The NHS is fast becoming the National Help-yourself service, particularly when it comes to pain, and sometimes the solutions we find for ourselves can be more helpful than a pill.

Reports say that pain clinics are feeling the freeze, and waiting times are getting longer for those lucky enough to find their hospital still has such a clinic.  If you do finally get to see someone, they turn out to be ‘paper pushers’ – and come out with my most-hated phrase: “on a scale of 1 – 10 how much would you say it hurts?”

I had polio, and my darling Polio Consultant, Prof.
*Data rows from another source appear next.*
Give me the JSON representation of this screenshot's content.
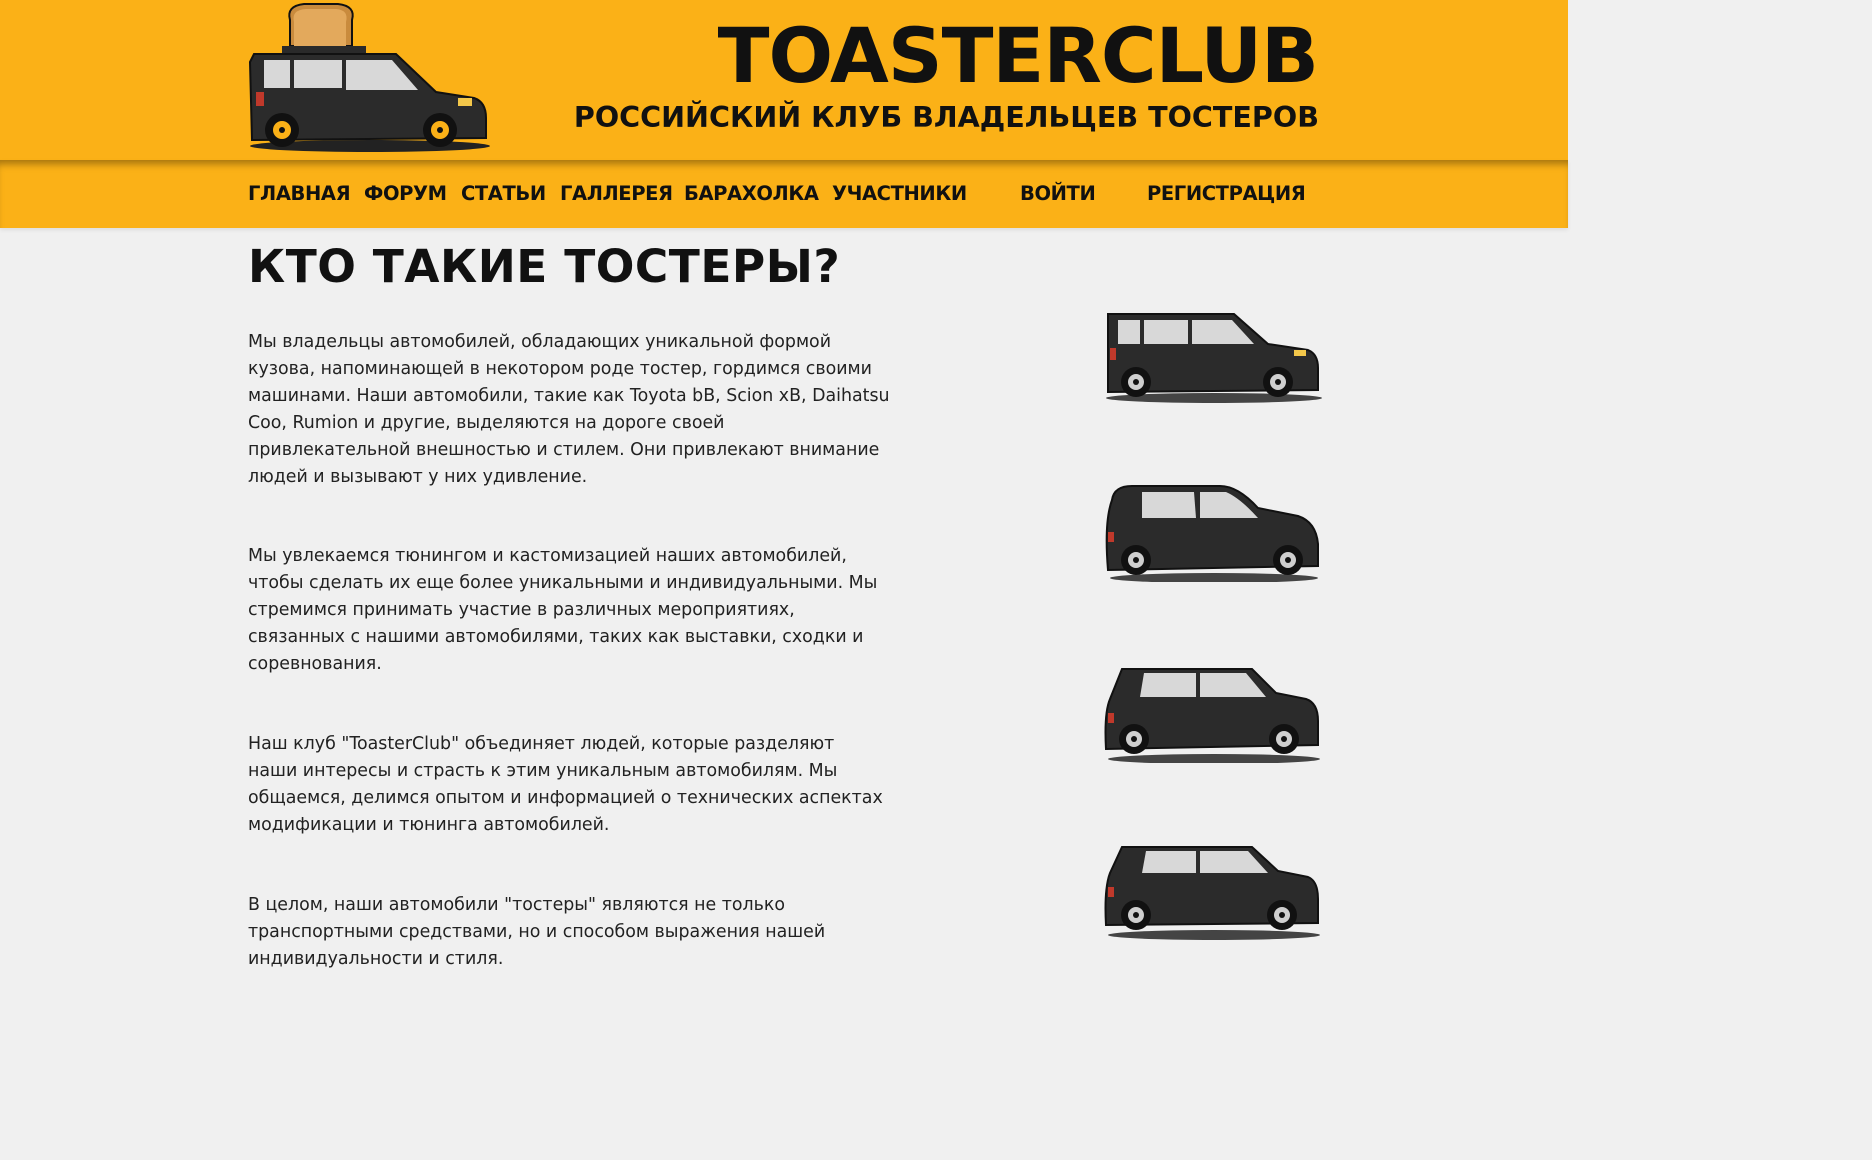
{
  "header": {
    "title": "TOASTERCLUB",
    "subtitle": "РОССИЙСКИЙ КЛУБ ВЛАДЕЛЬЦЕВ ТОСТЕРОВ",
    "logo_icon": "toaster-car-icon"
  },
  "nav": {
    "items": [
      "ГЛАВНАЯ",
      "ФОРУМ",
      "СТАТЬИ",
      "ГАЛЛЕРЕЯ",
      "БАРАХОЛКА",
      "УЧАСТНИКИ"
    ],
    "login": "ВОЙТИ",
    "register": "РЕГИСТРАЦИЯ"
  },
  "main": {
    "title": "КТО ТАКИЕ ТОСТЕРЫ?",
    "paragraphs": [
      "Мы владельцы автомобилей, обладающих уникальной формой\nкузова, напоминающей в некотором роде тостер, гордимся своими\nмашинами. Наши автомобили, такие как Toyota bB, Scion xB, Daihatsu\nCoo, Rumion и другие, выделяются на дороге своей\nпривлекательной внешностью и стилем. Они привлекают внимание\nлюдей и вызывают у них удивление.",
      "Мы увлекаемся тюнингом и кастомизацией наших автомобилей,\nчтобы сделать их еще более уникальными и индивидуальными. Мы\nстремимся принимать участие в различных мероприятиях,\nсвязанных с нашими автомобилями, таких как выставки, сходки и\nсоревнования.",
      "Наш клуб \"ToasterClub\" объединяет людей, которые разделяют\nнаши интересы и страсть к этим уникальным автомобилям. Мы\nобщаемся, делимся опытом и информацией о технических аспектах\nмодификации и тюнинга автомобилей.",
      "В целом, наши автомобили \"тостеры\" являются не только\nтранспортными средствами, но и способом выражения нашей\nиндивидуальности и стиля."
    ],
    "car_images": [
      "boxy-car-icon",
      "rounded-car-icon",
      "compact-car-icon",
      "compact-car-icon"
    ]
  },
  "colors": {
    "accent": "#fbb117",
    "background": "#f0f0f0",
    "car_body": "#2b2b2b",
    "car_window": "#d8d8d8"
  }
}
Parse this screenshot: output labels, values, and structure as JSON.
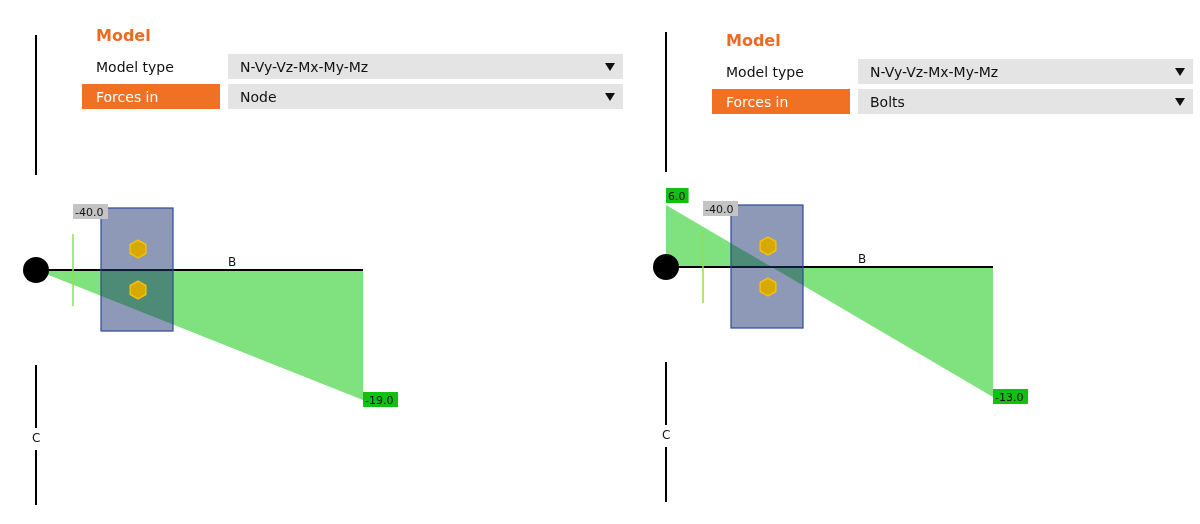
{
  "panels": [
    {
      "title": "Model",
      "rows": [
        {
          "label": "Model type",
          "value": "N-Vy-Vz-Mx-My-Mz",
          "selected": false
        },
        {
          "label": "Forces in",
          "value": "Node",
          "selected": true
        }
      ],
      "diagram": {
        "bolt_value": "-40.0",
        "end_value": "-19.0",
        "beam_label": "B",
        "column_label": "C"
      }
    },
    {
      "title": "Model",
      "rows": [
        {
          "label": "Model type",
          "value": "N-Vy-Vz-Mx-My-Mz",
          "selected": false
        },
        {
          "label": "Forces in",
          "value": "Bolts",
          "selected": true
        }
      ],
      "diagram": {
        "start_value": "6.0",
        "bolt_value": "-40.0",
        "end_value": "-13.0",
        "beam_label": "B",
        "column_label": "C"
      }
    }
  ]
}
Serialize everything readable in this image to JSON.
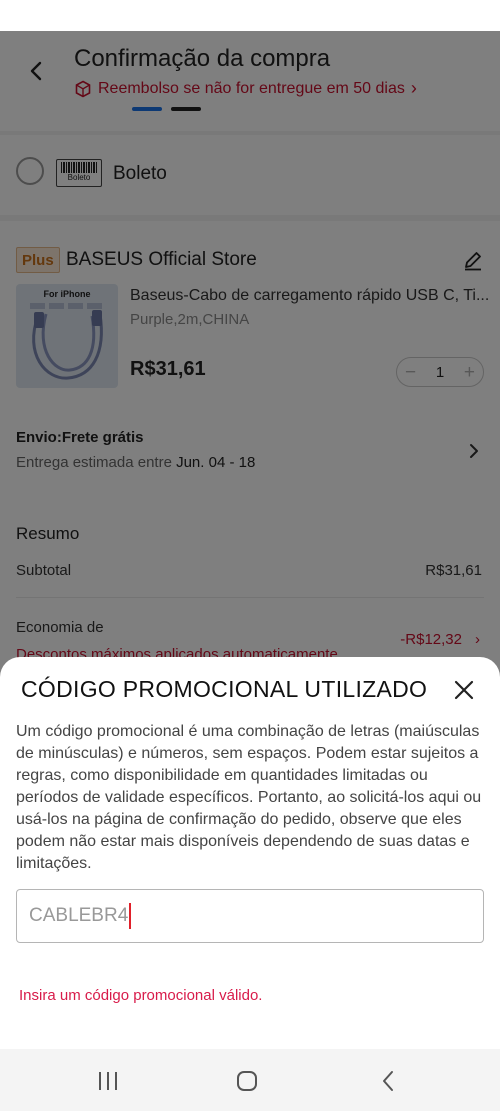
{
  "header": {
    "title": "Confirmação da compra",
    "refund_notice": "Reembolso se não for entregue em 50 dias",
    "refund_chevron": "›"
  },
  "payment": {
    "method_label": "Boleto",
    "logo_text": "Boleto"
  },
  "store": {
    "badge": "Plus",
    "name": "BASEUS Official Store",
    "product": {
      "image_label": "For iPhone",
      "name": "Baseus-Cabo de carregamento rápido USB C, Ti...",
      "variant": "Purple,2m,CHINA",
      "price": "R$31,61",
      "quantity": "1",
      "minus": "−",
      "plus": "+"
    },
    "shipping": {
      "title": "Envio:Frete grátis",
      "eta_prefix": "Entrega estimada entre ",
      "eta_dates": "Jun. 04 - 18"
    }
  },
  "summary": {
    "title": "Resumo",
    "subtotal_label": "Subtotal",
    "subtotal_value": "R$31,61",
    "savings_label": "Economia de",
    "savings_value": "-R$12,32",
    "savings_chevron": "›",
    "auto_discount": "Descontos máximos aplicados automaticamente"
  },
  "promo_sheet": {
    "title": "CÓDIGO PROMOCIONAL UTILIZADO",
    "close_symbol": "✕",
    "description": "Um código promocional é uma combinação de letras (maiúsculas de minúsculas) e números, sem espaços. Podem estar sujeitos a regras, como disponibilidade em quantidades limitadas ou períodos de validade específicos. Portanto, ao solicitá-los aqui ou usá-los na página de confirmação do pedido, observe que eles podem não estar mais disponíveis dependendo de suas datas e limitações.",
    "input_value": "CABLEBR4",
    "error": "Insira um código promocional válido."
  },
  "icons": {
    "back": "chevron-left-icon",
    "refund": "hexagon-box-icon",
    "edit": "pencil-icon",
    "shipping_chevron": "chevron-right-icon",
    "close": "close-icon",
    "nav_recents": "recents-icon",
    "nav_home": "home-icon",
    "nav_back": "back-icon"
  },
  "colors": {
    "accent_red": "#c8102e",
    "error_pink": "#d81b4a",
    "plus_badge_text": "#c8701a",
    "tab_blue": "#1a73e8"
  }
}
Guiloff,  NEVER asks me such a stupid question.  His attitude is if a polio patient says it hurts – they say this for a reason.  And you can’t tell how you feel by numbers.    However, when in pain, we often sub-consciously rub the affected part;  or when a child hurts themselves, we will say “let me rub it better”.

So when dealing with Joint Pain, it can make sense to rub in a gel, rather than take another pill – whose side effects might cause more problems.   And at lunch the doctor suggested I try rubbing in a gel called Deep Relief.

Deep Relief worked like a charm on my aching joints .

As the pain comes and goes, it doesn’t last long enough for me to still be in pain by the time I have waited to see a doctor.    But now, when I feel the first twinges, I rub in the gel;  I did this five minutes ago when my shoulder started to throb;  now it is perfectly calm and no pain at all.

However, when patients ask about different forms of pain relief, other than pills, we can face hostility.  So it was doubly reassuring to talk to this doctor and find out that he didn’t like pain killers either.  He was concerned that it was possible to cause liver damage if you became addicted, or get gastric inflammation.

When I left hospital after my lumpectomy, I was handed a big box containing 100 Tylex, but didn’t take one.  Apparently the NHS spent £91 million last year on prescriptions for pain relief, yet I wonder how many boxes are lying unused in the back of cupboards?  Different painkillers work differently on different people, but when you try and talk sensibly to a doctor about definite pains you are experiencing, how often do they take time to work out what is the cause?  Instead – they reach for the prescription pad, and sometimes you end up with a pill that makes you very sick.

Deep Relief is a topical gel which provides a combination of ibuprofen and levomenthol, which helps it to be rapidly absorbed through the skin.  It is made by Rohto, the same company that makes Regenovex (article on this site).

Basically they say that Deep Relief is ia for relief of rheumatic pain and muscular aches, pains and swellings such as strains, sprains and sports injuries, also mild arthritis.

Regenovex is for joint pain, but if you are allergic to seafood then Deep Relief works just as well for me.


Enhanced by Zemanta

Gwyneth Paltrow uses American skincare developed to help cancer patients with skin problems

Gwyneth Paltrow at the 2000 Toronto Internatio...
Image via Wikipedia

iS Clinical skincare proves we can have glamour too!

So often products developed after clinical trials have a ‘hospital’  look about them.

But seeing iS Clinical’s packaging, its clever design proves it is possible to be glamour personified without wasting resources.

And what’s inside is fantastic.  I have often written about their products, from the superb facial that is adored by celebrities such as Gwyneth Paltrow, to skincare care that really helps our radiotherapy and chemo-zapped skin.

And now they have come up with a website specially for cancer patients.  Short and simple to read, it gives basic information about the products especially developed for us, and also mentions events they run in the States to give us a fantastic day of pampering.

As they say, “The iS CANCER CARE program is proud to sponsor and participate in several events throughout the year that provide support and raise awareness in the fight against cancer, offering a vital sense of hope and relief for those challenged with the effects of cancer treatments”.

So if you are lucky enough to live in the States, keep an eye on this website for details of more upcoming events.  And if you want more information about the products than is provided on this website, go to

And please come over to Britain – we want the same pampering !

Enhanced by Zemanta